A commemoration of 1916, such as this, cannot be about us, or the time we live in, or failures to live up to the vision contained in the Proclamation by any and all governments since 1922. Its focus, for the 45 minute duration of the commemoration, must be solely on 1916.

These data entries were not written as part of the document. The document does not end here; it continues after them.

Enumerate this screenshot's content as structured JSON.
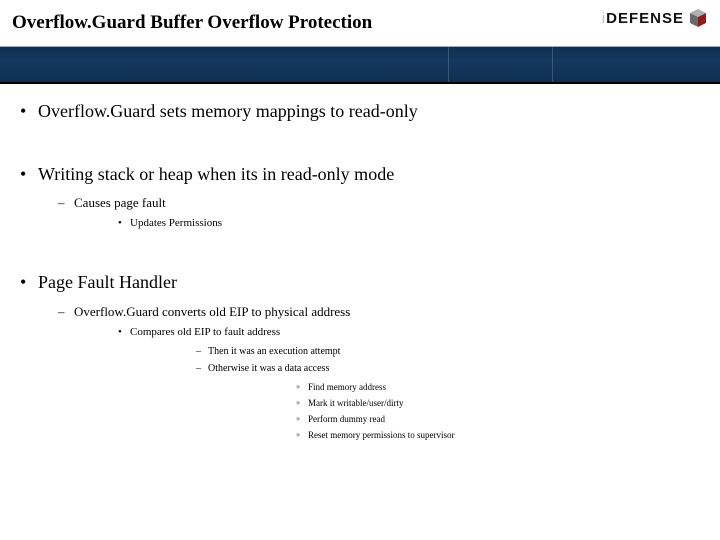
{
  "logo": {
    "text_light": "i",
    "text_bold": "DEFENSE"
  },
  "title": "Overflow.Guard Buffer Overflow Protection",
  "bullets": {
    "b1": "Overflow.Guard sets memory mappings to read-only",
    "b2": "Writing stack or heap when its in read-only mode",
    "b2_1": "Causes page fault",
    "b2_1_1": "Updates Permissions",
    "b3": "Page Fault Handler",
    "b3_1": "Overflow.Guard converts old EIP to physical address",
    "b3_1_1": "Compares old EIP to fault address",
    "b3_1_1_1": "Then it was an execution attempt",
    "b3_1_1_2": "Otherwise it was a data access",
    "b3_1_1_2_1": "Find memory address",
    "b3_1_1_2_2": "Mark it writable/user/dirty",
    "b3_1_1_2_3": "Perform dummy read",
    "b3_1_1_2_4": "Reset memory permissions to supervisor"
  }
}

Given that a proper commemoration must have a period of reflection, a short programme hosted by Adrian Dunbar will include three speakers: historian and biographer of Patrick Pearse, Ruan O’Donnell, will speak on the origins of Irish republicanism among Belfast Protestants in the 1790s and the republican continuum up to 1916; women’s rights activist and biographer of Dr Kathleen Lynn, Marie Mulholland, will speak on the women of 1916; 1916 historian and biographer of James Connolly, Lorcan Collins, will speak on the revolutionaries of 1916, particularly the rank-and-file, and on the contribution of the people of the inner-city tenements to the revolution.

Singer Fergus Russell will provide a bridge between the reflective part of the commemoration and the formal part with his rendition of an iconic song about the revolution.

The formal elements necessary to a proper commemoration of 1916 include: the reading of the Proclamation of the Irish Republic by political, community and women’s rights activist Rita Fagan; the laying of a wreath on behalf of the people by Proinsias O Rathaille, grandson of The O’Rahilly; the raising of the flags of the Irish Republic, the Starry Plough, Cumann na mBan, na Fianna, and the Tricolour by Volunteer and Citizen Army reenactors led by Paul Callery; The Last Post and Reveille played by trumpeter Danny Healy; and the singing of the National Anthem, led by singer Mary Stokes, which will bring the commemoration to a close.

A great deal of care has been taken to ensure that the centenary commemoration will adhere to the three principles of commemoration – recognition, reflection and respect. It is expected that all present will want to  honour the men and women of 1916, putting all present day differences to one side for the short duration of the Citizens’ Centenary Commemoration at the GPO which should act as common ground as we pay tribute to, and focus on, that golden generation who gave so much for us at great cost to them.

The organisers of the commemoration are just facilitators. The act of commemorating is performed by all who are in attendance. It is they who, after this once-ever experience since there is only one centenary of 1916 on the day and to the hour, should be able to disperse knowing that they have been part of a memorable experience and that they have played their full part in collectively paying proper tribute to the men and women of 1916.

Then, let us be inspired to put that beautiful model of the true republic contained in the Proclamation back in place.

That would be the enduring tribute to the men and women of 1916.

 

 


%d bloggers like this: